[Records drawn from a dataset]
§ §
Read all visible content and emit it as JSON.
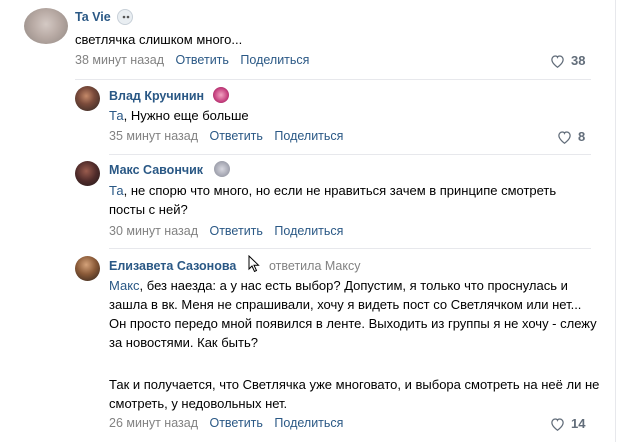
{
  "comments": [
    {
      "author": "Ta Vie",
      "text_reply": "",
      "text": "светлячка слишком много...",
      "time": "38 минут назад",
      "reply_label": "Ответить",
      "share_label": "Поделиться",
      "likes": "38"
    },
    {
      "author": "Влад Кручинин",
      "text_reply": "Та",
      "text": ", Нужно еще больше",
      "time": "35 минут назад",
      "reply_label": "Ответить",
      "share_label": "Поделиться",
      "likes": "8"
    },
    {
      "author": "Макс Савончик",
      "text_reply": "Та",
      "text": ", не спорю что много, но если не нравиться зачем в принципе смотреть посты с ней?",
      "time": "30 минут назад",
      "reply_label": "Ответить",
      "share_label": "Поделиться",
      "likes": ""
    },
    {
      "author": "Елизавета Сазонова",
      "answered": "ответила Максу",
      "text_reply": "Макс",
      "text": ", без наезда: а у нас есть выбор? Допустим, я только что проснулась и зашла в вк. Меня не спрашивали, хочу я видеть пост со Светлячком или нет... Он просто передо мной появился в ленте. Выходить из группы я не хочу - слежу за новостями. Как быть?",
      "text2": "Так и получается, что Светлячка уже многовато, и выбора смотреть на неё ли не смотреть, у недовольных нет.",
      "time": "26 минут назад",
      "reply_label": "Ответить",
      "share_label": "Поделиться",
      "likes": "14"
    }
  ],
  "icons": {
    "heart": "heart-icon",
    "cursor": "mouse-cursor-icon"
  },
  "colors": {
    "link": "#2a5885",
    "meta": "#828282",
    "divider": "#e7e8ec"
  }
}
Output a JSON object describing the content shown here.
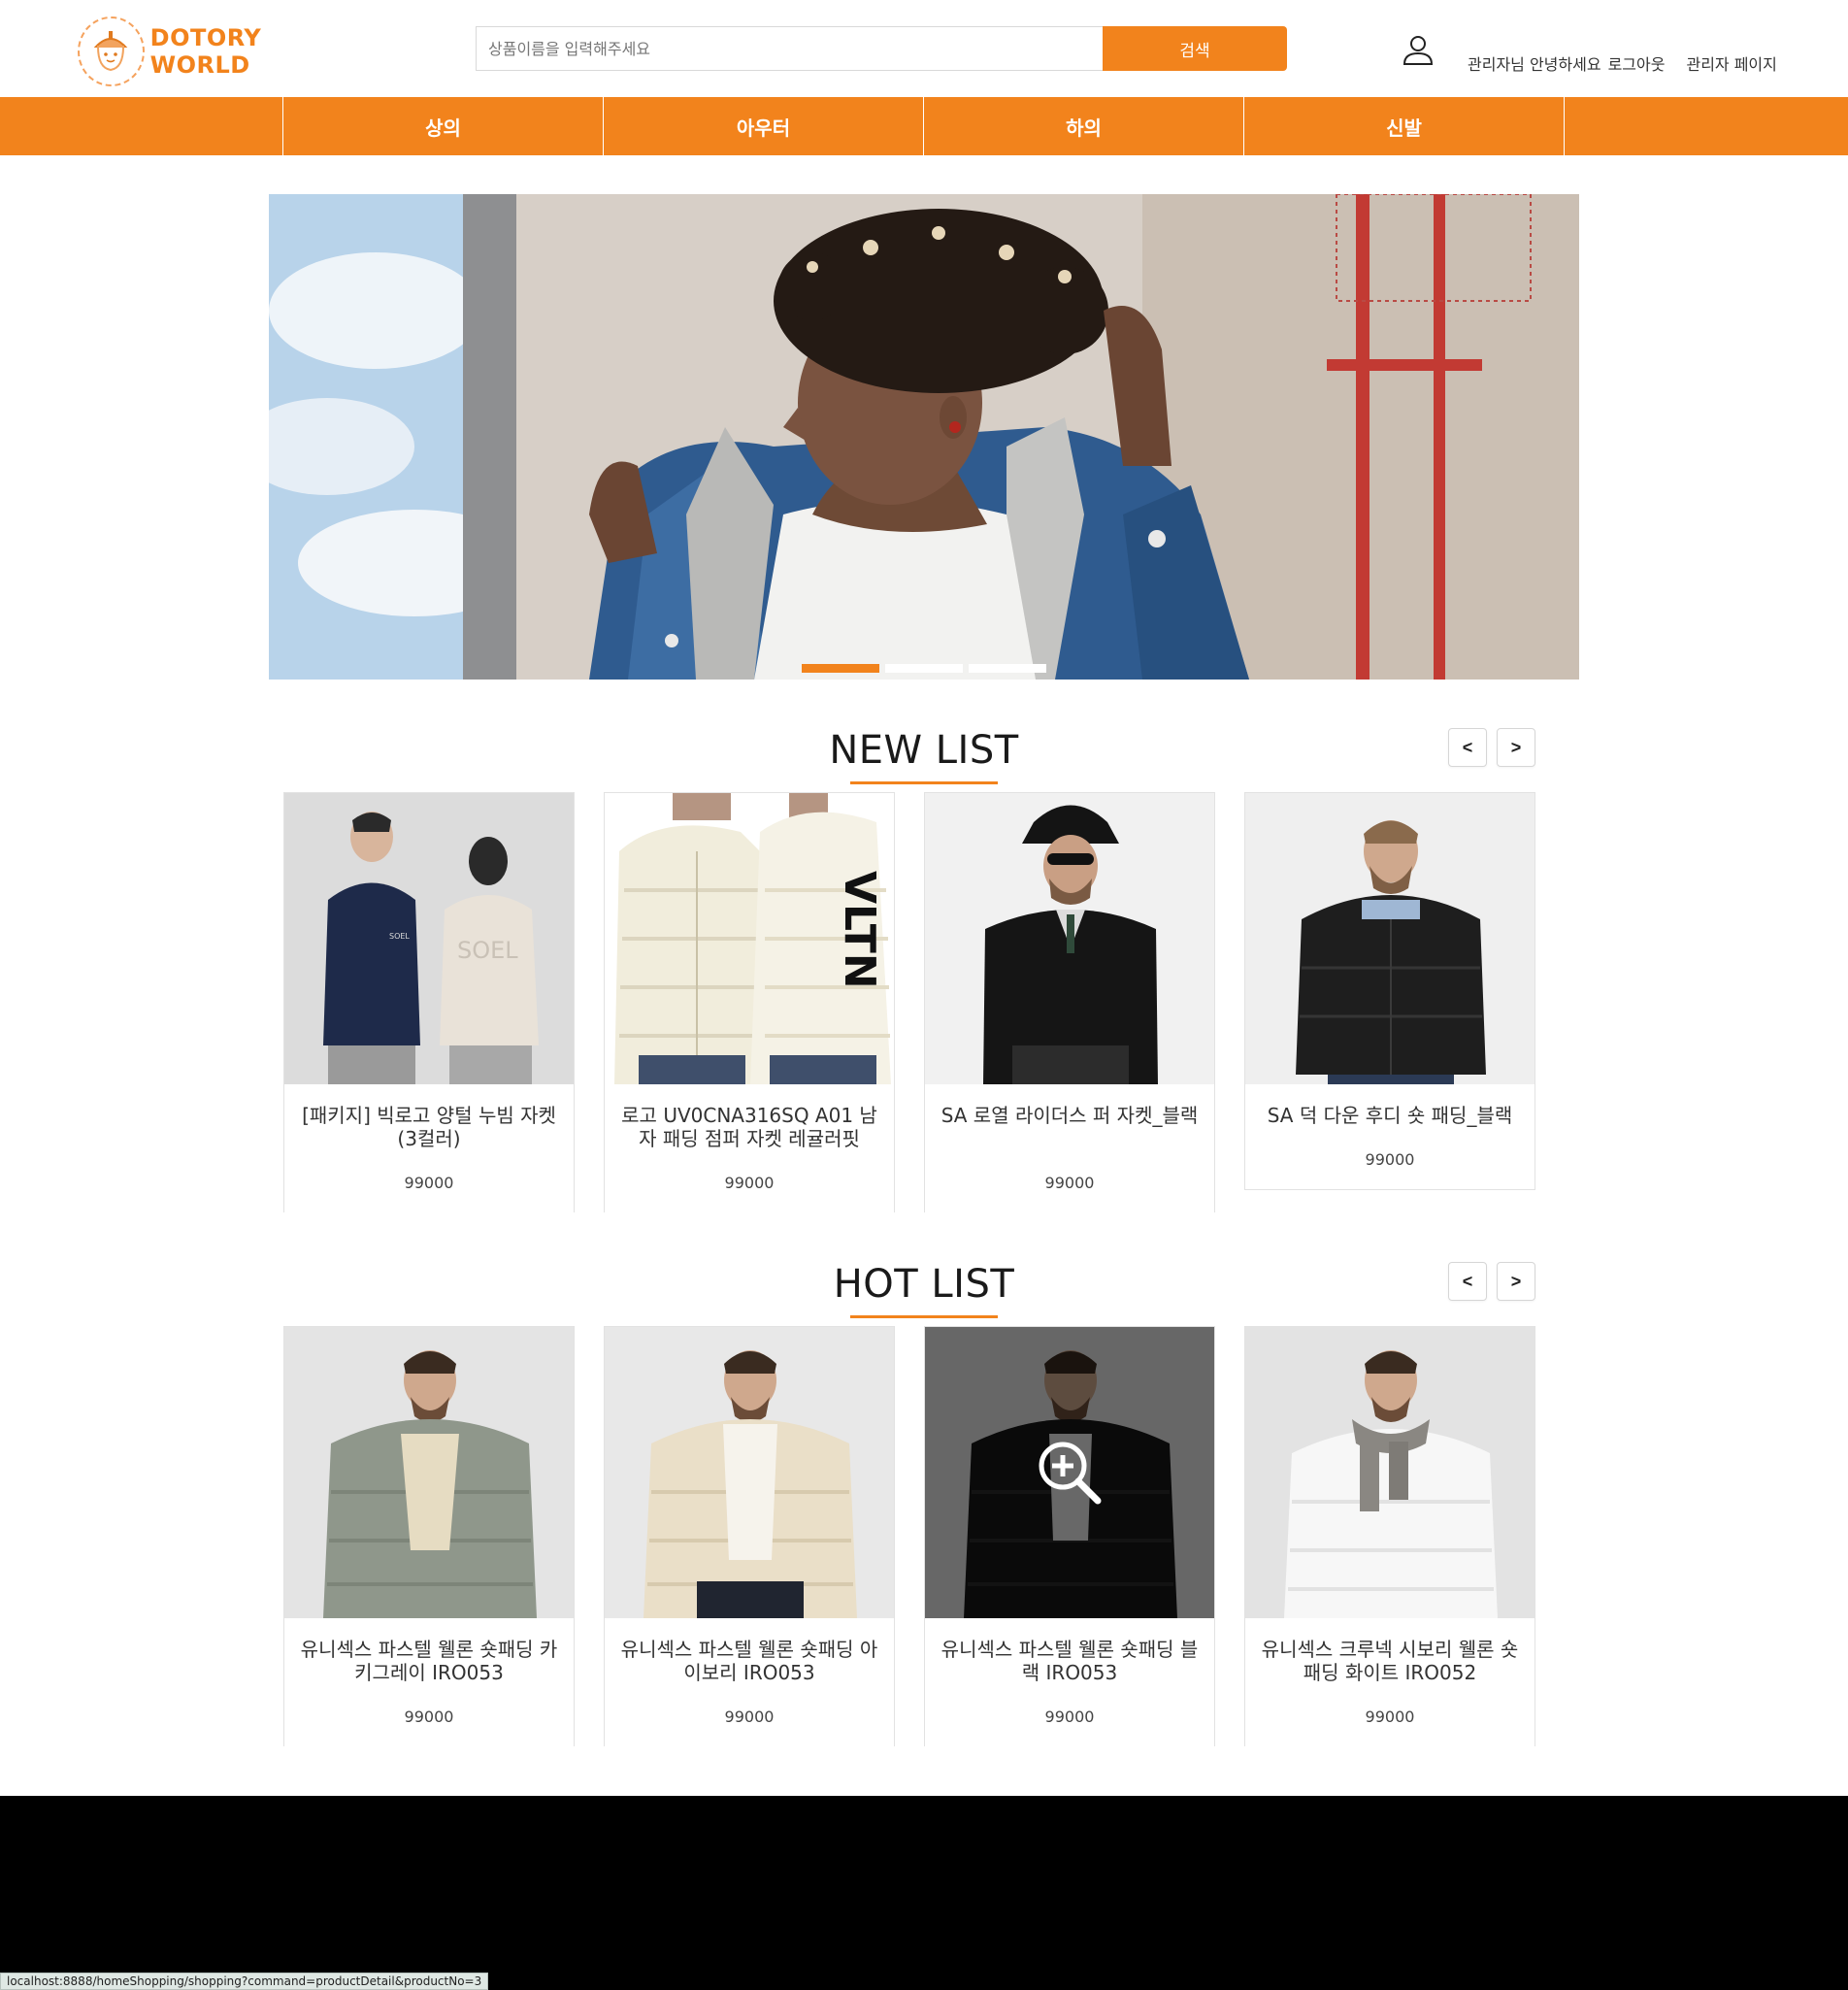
{
  "header": {
    "logo_text": "DOTORY WORLD",
    "search_placeholder": "상품이름을 입력해주세요",
    "search_button": "검색",
    "greeting": "관리자님 안녕하세요",
    "logout": "로그아웃",
    "admin_page": "관리자 페이지"
  },
  "nav": {
    "items": [
      {
        "label": "상의"
      },
      {
        "label": "아우터"
      },
      {
        "label": "하의"
      },
      {
        "label": "신발"
      }
    ]
  },
  "banner": {
    "slide_count": 3,
    "active_slide": 1
  },
  "new_list": {
    "title": "NEW LIST",
    "prev": "<",
    "next": ">",
    "items": [
      {
        "name": "[패키지] 빅로고 양털 누빔 자켓 (3컬러)",
        "price": "99000"
      },
      {
        "name": "로고 UV0CNA316SQ A01 남자 패딩 점퍼 자켓 레귤러핏",
        "price": "99000"
      },
      {
        "name": "SA 로열 라이더스 퍼 자켓_블랙",
        "price": "99000"
      },
      {
        "name": "SA 덕 다운 후디 숏 패딩_블랙",
        "price": "99000"
      }
    ]
  },
  "hot_list": {
    "title": "HOT LIST",
    "prev": "<",
    "next": ">",
    "items": [
      {
        "name": "유니섹스 파스텔 웰론 숏패딩 카키그레이 IRO053",
        "price": "99000"
      },
      {
        "name": "유니섹스 파스텔 웰론 숏패딩 아이보리 IRO053",
        "price": "99000"
      },
      {
        "name": "유니섹스 파스텔 웰론 숏패딩 블랙 IRO053",
        "price": "99000"
      },
      {
        "name": "유니섹스 크루넥 시보리 웰론 숏패딩 화이트 IRO052",
        "price": "99000"
      }
    ]
  },
  "status_bar": {
    "url": "localhost:8888/homeShopping/shopping?command=productDetail&productNo=3"
  },
  "colors": {
    "accent": "#f2831c",
    "footer": "#000000"
  }
}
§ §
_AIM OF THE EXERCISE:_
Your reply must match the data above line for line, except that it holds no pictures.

_RESPONSE AREA:_
Read all visible content and emit it as JSON.
{
  "comments": [
    {
      "author": "Ta Vie",
      "text_reply": "",
      "text": "светлячка слишком много...",
      "time": "38 минут назад",
      "reply_label": "Ответить",
      "share_label": "Поделиться",
      "likes": "38"
    },
    {
      "author": "Влад Кручинин",
      "text_reply": "Та",
      "text": ", Нужно еще больше",
      "time": "35 минут назад",
      "reply_label": "Ответить",
      "share_label": "Поделиться",
      "likes": "8"
    },
    {
      "author": "Макс Савончик",
      "text_reply": "Та",
      "text": ", не спорю что много, но если не нравиться зачем в принципе смотреть посты с ней?",
      "time": "30 минут назад",
      "reply_label": "Ответить",
      "share_label": "Поделиться",
      "likes": ""
    },
    {
      "author": "Елизавета Сазонова",
      "answered": "ответила Максу",
      "text_reply": "Макс",
      "text": ", без наезда: а у нас есть выбор? Допустим, я только что проснулась и зашла в вк. Меня не спрашивали, хочу я видеть пост со Светлячком или нет... Он просто передо мной появился в ленте. Выходить из группы я не хочу - слежу за новостями. Как быть?",
      "text2": "Так и получается, что Светлячка уже многовато, и выбора смотреть на неё ли не смотреть, у недовольных нет.",
      "time": "26 минут назад",
      "reply_label": "Ответить",
      "share_label": "Поделиться",
      "likes": "14"
    }
  ],
  "icons": {
    "heart": "heart-icon",
    "cursor": "mouse-cursor-icon"
  },
  "colors": {
    "link": "#2a5885",
    "meta": "#828282",
    "divider": "#e7e8ec"
  }
}
Output a JSON object describing the content shown here.
{
  "header": {
    "logo_text": "DOTORY WORLD",
    "search_placeholder": "상품이름을 입력해주세요",
    "search_button": "검색",
    "greeting": "관리자님 안녕하세요",
    "logout": "로그아웃",
    "admin_page": "관리자 페이지"
  },
  "nav": {
    "items": [
      {
        "label": "상의"
      },
      {
        "label": "아우터"
      },
      {
        "label": "하의"
      },
      {
        "label": "신발"
      }
    ]
  },
  "banner": {
    "slide_count": 3,
    "active_slide": 1
  },
  "new_list": {
    "title": "NEW LIST",
    "prev": "<",
    "next": ">",
    "items": [
      {
        "name": "[패키지] 빅로고 양털 누빔 자켓 (3컬러)",
        "price": "99000"
      },
      {
        "name": "로고 UV0CNA316SQ A01 남자 패딩 점퍼 자켓 레귤러핏",
        "price": "99000"
      },
      {
        "name": "SA 로열 라이더스 퍼 자켓_블랙",
        "price": "99000"
      },
      {
        "name": "SA 덕 다운 후디 숏 패딩_블랙",
        "price": "99000"
      }
    ]
  },
  "hot_list": {
    "title": "HOT LIST",
    "prev": "<",
    "next": ">",
    "items": [
      {
        "name": "유니섹스 파스텔 웰론 숏패딩 카키그레이 IRO053",
        "price": "99000"
      },
      {
        "name": "유니섹스 파스텔 웰론 숏패딩 아이보리 IRO053",
        "price": "99000"
      },
      {
        "name": "유니섹스 파스텔 웰론 숏패딩 블랙 IRO053",
        "price": "99000"
      },
      {
        "name": "유니섹스 크루넥 시보리 웰론 숏패딩 화이트 IRO052",
        "price": "99000"
      }
    ]
  },
  "status_bar": {
    "url": "localhost:8888/homeShopping/shopping?command=productDetail&productNo=3"
  },
  "colors": {
    "accent": "#f2831c",
    "footer": "#000000"
  }
}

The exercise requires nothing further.